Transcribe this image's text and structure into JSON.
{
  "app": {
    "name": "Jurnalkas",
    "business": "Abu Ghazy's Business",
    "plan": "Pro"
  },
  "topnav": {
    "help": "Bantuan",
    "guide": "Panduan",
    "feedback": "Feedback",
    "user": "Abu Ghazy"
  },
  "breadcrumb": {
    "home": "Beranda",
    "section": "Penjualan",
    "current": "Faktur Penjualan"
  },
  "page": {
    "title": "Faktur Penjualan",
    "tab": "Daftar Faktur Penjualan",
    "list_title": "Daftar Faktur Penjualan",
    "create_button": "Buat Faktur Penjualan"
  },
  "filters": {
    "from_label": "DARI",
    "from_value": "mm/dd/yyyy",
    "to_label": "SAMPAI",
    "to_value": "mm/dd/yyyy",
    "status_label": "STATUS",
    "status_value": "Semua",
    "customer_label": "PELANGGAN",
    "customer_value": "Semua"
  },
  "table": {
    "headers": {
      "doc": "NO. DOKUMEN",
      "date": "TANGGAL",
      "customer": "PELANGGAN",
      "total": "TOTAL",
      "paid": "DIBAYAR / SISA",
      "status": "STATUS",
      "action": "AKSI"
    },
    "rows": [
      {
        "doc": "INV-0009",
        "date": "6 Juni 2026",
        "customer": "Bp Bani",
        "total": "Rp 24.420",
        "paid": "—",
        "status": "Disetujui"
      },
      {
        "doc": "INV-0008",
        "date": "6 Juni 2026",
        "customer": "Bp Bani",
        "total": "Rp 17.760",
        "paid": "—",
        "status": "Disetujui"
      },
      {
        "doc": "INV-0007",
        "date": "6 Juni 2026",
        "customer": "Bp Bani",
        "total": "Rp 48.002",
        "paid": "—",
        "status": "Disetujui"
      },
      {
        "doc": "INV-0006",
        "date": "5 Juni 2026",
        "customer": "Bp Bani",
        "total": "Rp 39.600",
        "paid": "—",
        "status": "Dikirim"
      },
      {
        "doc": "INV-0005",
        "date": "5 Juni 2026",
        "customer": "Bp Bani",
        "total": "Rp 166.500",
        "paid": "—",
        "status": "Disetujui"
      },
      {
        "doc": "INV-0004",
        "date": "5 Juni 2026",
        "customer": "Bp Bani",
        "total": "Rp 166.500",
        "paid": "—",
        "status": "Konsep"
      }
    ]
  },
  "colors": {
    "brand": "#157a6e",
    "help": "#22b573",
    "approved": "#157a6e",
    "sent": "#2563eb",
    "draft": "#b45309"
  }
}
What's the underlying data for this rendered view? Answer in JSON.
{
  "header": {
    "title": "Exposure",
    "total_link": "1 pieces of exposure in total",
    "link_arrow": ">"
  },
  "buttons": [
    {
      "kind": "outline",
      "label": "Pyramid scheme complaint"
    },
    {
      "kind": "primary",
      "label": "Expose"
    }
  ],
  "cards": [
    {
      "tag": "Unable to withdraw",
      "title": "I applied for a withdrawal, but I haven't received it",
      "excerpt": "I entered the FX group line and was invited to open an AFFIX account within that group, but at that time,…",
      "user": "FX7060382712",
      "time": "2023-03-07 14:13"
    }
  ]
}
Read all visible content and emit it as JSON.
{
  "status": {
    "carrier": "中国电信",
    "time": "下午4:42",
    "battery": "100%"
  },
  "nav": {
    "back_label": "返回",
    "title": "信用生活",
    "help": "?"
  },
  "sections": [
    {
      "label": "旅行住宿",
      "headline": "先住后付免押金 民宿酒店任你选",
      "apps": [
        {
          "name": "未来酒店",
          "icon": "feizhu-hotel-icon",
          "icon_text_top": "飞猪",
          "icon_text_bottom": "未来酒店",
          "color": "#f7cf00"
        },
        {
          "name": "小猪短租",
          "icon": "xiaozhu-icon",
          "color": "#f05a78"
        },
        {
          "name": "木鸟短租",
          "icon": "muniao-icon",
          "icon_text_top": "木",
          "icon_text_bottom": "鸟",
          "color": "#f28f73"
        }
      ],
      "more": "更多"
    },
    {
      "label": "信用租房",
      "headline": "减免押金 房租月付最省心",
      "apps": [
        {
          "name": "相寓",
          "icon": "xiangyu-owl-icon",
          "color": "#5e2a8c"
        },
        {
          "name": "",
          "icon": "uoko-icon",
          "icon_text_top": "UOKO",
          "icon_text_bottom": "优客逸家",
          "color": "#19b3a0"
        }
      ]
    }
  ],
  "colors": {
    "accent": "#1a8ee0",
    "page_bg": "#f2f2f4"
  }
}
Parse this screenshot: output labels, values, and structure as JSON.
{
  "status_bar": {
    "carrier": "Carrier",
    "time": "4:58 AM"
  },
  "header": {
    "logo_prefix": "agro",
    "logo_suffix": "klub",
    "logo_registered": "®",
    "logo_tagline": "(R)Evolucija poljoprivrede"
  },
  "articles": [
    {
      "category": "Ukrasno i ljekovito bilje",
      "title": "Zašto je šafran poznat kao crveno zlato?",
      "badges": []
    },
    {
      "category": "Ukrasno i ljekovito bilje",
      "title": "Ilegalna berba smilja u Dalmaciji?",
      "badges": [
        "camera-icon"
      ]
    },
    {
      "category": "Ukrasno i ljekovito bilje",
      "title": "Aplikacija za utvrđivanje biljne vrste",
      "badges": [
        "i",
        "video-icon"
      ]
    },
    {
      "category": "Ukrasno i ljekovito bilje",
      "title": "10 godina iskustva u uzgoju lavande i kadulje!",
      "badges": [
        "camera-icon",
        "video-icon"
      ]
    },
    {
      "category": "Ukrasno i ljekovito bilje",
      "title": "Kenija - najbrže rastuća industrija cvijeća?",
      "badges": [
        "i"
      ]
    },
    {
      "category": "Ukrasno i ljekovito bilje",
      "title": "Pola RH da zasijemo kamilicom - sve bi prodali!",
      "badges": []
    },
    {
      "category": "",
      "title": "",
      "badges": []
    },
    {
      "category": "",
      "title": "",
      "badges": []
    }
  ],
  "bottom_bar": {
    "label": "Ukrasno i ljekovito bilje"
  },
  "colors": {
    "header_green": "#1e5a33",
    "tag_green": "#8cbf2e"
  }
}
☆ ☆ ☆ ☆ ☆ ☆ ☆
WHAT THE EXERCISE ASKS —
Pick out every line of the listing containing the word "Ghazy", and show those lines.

EXPECTED OUTPUT —
    "business": "Abu Ghazy's Business",
    "user": "Abu Ghazy"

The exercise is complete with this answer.